f That prohibition was chiefly because of his foreign ordination. Their different characters as preachers are thus delineated by Dr. Gauden:-“ Mr. Travers was a more plausible and “ profitable preacher to vulgar auditors, as well as more popular, having much more of the
oratorian decoy, a pleasing voice, a pathetic pronunciation, and an insinuating fashion or s gesture to captivate his auditors by his agreeable presence, vigorous speech, and graceful

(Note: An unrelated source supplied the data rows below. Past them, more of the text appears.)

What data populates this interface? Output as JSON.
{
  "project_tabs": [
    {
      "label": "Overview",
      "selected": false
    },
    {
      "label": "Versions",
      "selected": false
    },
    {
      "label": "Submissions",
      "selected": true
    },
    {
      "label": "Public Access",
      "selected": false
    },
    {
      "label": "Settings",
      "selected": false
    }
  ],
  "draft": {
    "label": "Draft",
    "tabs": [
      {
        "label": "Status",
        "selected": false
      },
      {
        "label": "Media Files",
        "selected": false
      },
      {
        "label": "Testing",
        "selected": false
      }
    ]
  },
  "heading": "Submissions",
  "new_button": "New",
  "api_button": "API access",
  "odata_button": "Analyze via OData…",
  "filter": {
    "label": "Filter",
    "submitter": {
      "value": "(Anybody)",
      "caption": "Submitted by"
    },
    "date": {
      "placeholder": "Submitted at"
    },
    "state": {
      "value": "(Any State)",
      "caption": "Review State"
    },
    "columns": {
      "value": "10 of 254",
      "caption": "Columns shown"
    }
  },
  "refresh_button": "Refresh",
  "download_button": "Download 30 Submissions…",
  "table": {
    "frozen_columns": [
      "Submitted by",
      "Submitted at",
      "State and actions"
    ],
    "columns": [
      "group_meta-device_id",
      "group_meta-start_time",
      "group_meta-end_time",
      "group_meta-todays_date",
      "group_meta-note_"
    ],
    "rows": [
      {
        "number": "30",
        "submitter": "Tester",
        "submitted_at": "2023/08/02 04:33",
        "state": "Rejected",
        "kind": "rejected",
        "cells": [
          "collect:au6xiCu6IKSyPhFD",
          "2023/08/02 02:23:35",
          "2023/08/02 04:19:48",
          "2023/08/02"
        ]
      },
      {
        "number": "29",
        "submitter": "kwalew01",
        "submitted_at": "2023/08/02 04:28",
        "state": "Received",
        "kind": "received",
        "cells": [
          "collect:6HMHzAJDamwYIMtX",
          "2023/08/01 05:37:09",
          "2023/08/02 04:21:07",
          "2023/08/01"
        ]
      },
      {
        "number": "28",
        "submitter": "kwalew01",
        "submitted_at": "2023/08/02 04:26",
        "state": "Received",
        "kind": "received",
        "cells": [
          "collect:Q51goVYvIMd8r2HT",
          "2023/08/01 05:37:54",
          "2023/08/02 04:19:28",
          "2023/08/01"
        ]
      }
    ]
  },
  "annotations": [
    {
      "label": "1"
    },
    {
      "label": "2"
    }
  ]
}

activity; nor were his texts and matter usually ill-chosen, or impertinently or dully handled, “ upon practical heads and common places of divinity. Mr. Hooker was more profound and " the other more fluent: different gifts they had from the same spirit, for several uses of the “church, to the fame end of God's glory and souls' good, though in different ways of mini“ stration.” (Hooker's Life, p. 30.)
According to Fuller, the manner of filencing Travers gave great offence. “ For all the congregation on a Sabbath in the afternoon were allembled together, their attention pre
pared, the cloth, as I may fay, and napkins were laid, yea the guests set, and their knives “ drawn for their spiritual repaft, when suddenly, as Mr. Travers was going up to the pulpit, “ a forry fellow served him with a letter, prohibiting him to preach any more. In obedience to “authority, the mild and constant submillion whereunto won him refpect with his adversaries, “Mr. Travers calmly fignified the same to the congregation, and requested them quietly to “ depart to their chambers. Thus was our good Zaccheus (or rather Zacharias) struck dumb “ in the Temple, but not for infidelity; unpartial people accounting his fault at most but in“ discretion. Meantime his auditory (pained that their pregnant expectation to hear him “ preach should fo publicly prove abortive, and sent sermonless home) manifested in their va“ riety of passion, fome grieving, some frowning, some murmuring, and the wifest fort, who “held their tongues, snaked their heads, as disliking the managing of the matter.” (Fuller's Church Hift.B. IX. p. 217.)—Upon his expulsion from the Temple he was appointed Provost of Trinity College in Dublin, at the instance of his old friend and fellow collegian Adam Loftus, Archbishop of Dublin. He afterward resigned that office, and returned to England, where he lived many years in obfcurity, but with much quiet and contentment.
E « The Supplication made to the Council by Mr. Walter Travers” and “ Mr. Hooker's “ Answer to it, addressed to my Lord of Canterbury his Grace," are usually printed with Mr. Hooker's works,